(Source data)
===

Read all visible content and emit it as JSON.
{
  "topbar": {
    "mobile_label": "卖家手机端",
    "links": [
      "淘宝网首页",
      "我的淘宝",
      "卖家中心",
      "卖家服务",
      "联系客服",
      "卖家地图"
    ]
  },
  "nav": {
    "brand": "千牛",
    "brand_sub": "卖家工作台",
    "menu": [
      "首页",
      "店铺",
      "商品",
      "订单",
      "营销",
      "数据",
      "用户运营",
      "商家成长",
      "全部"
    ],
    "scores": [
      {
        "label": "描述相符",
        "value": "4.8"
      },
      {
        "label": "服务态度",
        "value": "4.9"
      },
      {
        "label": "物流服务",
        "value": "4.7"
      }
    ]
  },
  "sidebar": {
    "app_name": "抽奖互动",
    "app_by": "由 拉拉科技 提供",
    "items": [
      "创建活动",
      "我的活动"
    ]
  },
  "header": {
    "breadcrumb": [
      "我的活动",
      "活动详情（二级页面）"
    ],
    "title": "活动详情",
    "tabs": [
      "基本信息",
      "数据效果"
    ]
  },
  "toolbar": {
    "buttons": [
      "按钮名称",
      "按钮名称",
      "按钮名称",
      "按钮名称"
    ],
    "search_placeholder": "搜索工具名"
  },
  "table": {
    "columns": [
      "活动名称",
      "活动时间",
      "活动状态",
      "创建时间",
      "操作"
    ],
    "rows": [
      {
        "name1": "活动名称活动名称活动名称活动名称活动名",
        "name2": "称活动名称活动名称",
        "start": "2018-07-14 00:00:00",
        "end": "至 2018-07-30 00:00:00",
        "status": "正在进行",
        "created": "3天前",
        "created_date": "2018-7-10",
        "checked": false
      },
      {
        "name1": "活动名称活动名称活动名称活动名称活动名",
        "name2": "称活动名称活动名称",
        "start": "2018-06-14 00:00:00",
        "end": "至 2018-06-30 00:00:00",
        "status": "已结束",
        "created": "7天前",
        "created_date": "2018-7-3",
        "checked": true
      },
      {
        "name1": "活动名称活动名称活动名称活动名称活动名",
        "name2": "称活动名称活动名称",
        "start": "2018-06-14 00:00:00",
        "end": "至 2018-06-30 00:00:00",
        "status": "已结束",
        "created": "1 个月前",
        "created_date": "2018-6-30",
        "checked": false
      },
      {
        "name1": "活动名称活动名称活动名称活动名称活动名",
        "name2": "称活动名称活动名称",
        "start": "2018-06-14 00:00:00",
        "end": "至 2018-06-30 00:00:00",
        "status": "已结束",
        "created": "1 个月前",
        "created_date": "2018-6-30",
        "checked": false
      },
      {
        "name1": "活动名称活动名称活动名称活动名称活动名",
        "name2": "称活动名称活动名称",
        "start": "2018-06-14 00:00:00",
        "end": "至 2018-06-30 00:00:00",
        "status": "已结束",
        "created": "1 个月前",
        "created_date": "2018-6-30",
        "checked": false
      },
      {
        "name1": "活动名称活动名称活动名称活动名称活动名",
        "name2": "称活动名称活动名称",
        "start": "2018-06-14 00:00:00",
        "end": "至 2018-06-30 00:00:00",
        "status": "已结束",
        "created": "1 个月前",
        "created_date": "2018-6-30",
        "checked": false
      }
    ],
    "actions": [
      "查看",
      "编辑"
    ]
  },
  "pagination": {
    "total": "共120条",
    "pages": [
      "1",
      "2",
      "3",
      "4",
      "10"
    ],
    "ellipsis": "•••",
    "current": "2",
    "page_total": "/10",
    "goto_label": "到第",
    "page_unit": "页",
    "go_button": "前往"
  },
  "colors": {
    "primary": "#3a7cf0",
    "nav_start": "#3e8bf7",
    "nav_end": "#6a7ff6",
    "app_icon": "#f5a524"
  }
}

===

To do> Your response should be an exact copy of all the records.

Output for this exercise>
Read all visible content and emit it as JSON.
{
  "topbar": {
    "mobile_label": "卖家手机端",
    "links": [
      "淘宝网首页",
      "我的淘宝",
      "卖家中心",
      "卖家服务",
      "联系客服",
      "卖家地图"
    ]
  },
  "nav": {
    "brand": "千牛",
    "brand_sub": "卖家工作台",
    "menu": [
      "首页",
      "店铺",
      "商品",
      "订单",
      "营销",
      "数据",
      "用户运营",
      "商家成长",
      "全部"
    ],
    "scores": [
      {
        "label": "描述相符",
        "value": "4.8"
      },
      {
        "label": "服务态度",
        "value": "4.9"
      },
      {
        "label": "物流服务",
        "value": "4.7"
      }
    ]
  },
  "sidebar": {
    "app_name": "抽奖互动",
    "app_by": "由 拉拉科技 提供",
    "items": [
      "创建活动",
      "我的活动"
    ]
  },
  "header": {
    "breadcrumb": [
      "我的活动",
      "活动详情（二级页面）"
    ],
    "title": "活动详情",
    "tabs": [
      "基本信息",
      "数据效果"
    ]
  },
  "toolbar": {
    "buttons": [
      "按钮名称",
      "按钮名称",
      "按钮名称",
      "按钮名称"
    ],
    "search_placeholder": "搜索工具名"
  },
  "table": {
    "columns": [
      "活动名称",
      "活动时间",
      "活动状态",
      "创建时间",
      "操作"
    ],
    "rows": [
      {
        "name1": "活动名称活动名称活动名称活动名称活动名",
        "name2": "称活动名称活动名称",
        "start": "2018-07-14 00:00:00",
        "end": "至 2018-07-30 00:00:00",
        "status": "正在进行",
        "created": "3天前",
        "created_date": "2018-7-10",
        "checked": false
      },
      {
        "name1": "活动名称活动名称活动名称活动名称活动名",
        "name2": "称活动名称活动名称",
        "start": "2018-06-14 00:00:00",
        "end": "至 2018-06-30 00:00:00",
        "status": "已结束",
        "created": "7天前",
        "created_date": "2018-7-3",
        "checked": true
      },
      {
        "name1": "活动名称活动名称活动名称活动名称活动名",
        "name2": "称活动名称活动名称",
        "start": "2018-06-14 00:00:00",
        "end": "至 2018-06-30 00:00:00",
        "status": "已结束",
        "created": "1 个月前",
        "created_date": "2018-6-30",
        "checked": false
      },
      {
        "name1": "活动名称活动名称活动名称活动名称活动名",
        "name2": "称活动名称活动名称",
        "start": "2018-06-14 00:00:00",
        "end": "至 2018-06-30 00:00:00",
        "status": "已结束",
        "created": "1 个月前",
        "created_date": "2018-6-30",
        "checked": false
      },
      {
        "name1": "活动名称活动名称活动名称活动名称活动名",
        "name2": "称活动名称活动名称",
        "start": "2018-06-14 00:00:00",
        "end": "至 2018-06-30 00:00:00",
        "status": "已结束",
        "created": "1 个月前",
        "created_date": "2018-6-30",
        "checked": false
      },
      {
        "name1": "活动名称活动名称活动名称活动名称活动名",
        "name2": "称活动名称活动名称",
        "start": "2018-06-14 00:00:00",
        "end": "至 2018-06-30 00:00:00",
        "status": "已结束",
        "created": "1 个月前",
        "created_date": "2018-6-30",
        "checked": false
      }
    ],
    "actions": [
      "查看",
      "编辑"
    ]
  },
  "pagination": {
    "total": "共120条",
    "pages": [
      "1",
      "2",
      "3",
      "4",
      "10"
    ],
    "ellipsis": "•••",
    "current": "2",
    "page_total": "/10",
    "goto_label": "到第",
    "page_unit": "页",
    "go_button": "前往"
  },
  "colors": {
    "primary": "#3a7cf0",
    "nav_start": "#3e8bf7",
    "nav_end": "#6a7ff6",
    "app_icon": "#f5a524"
  }
}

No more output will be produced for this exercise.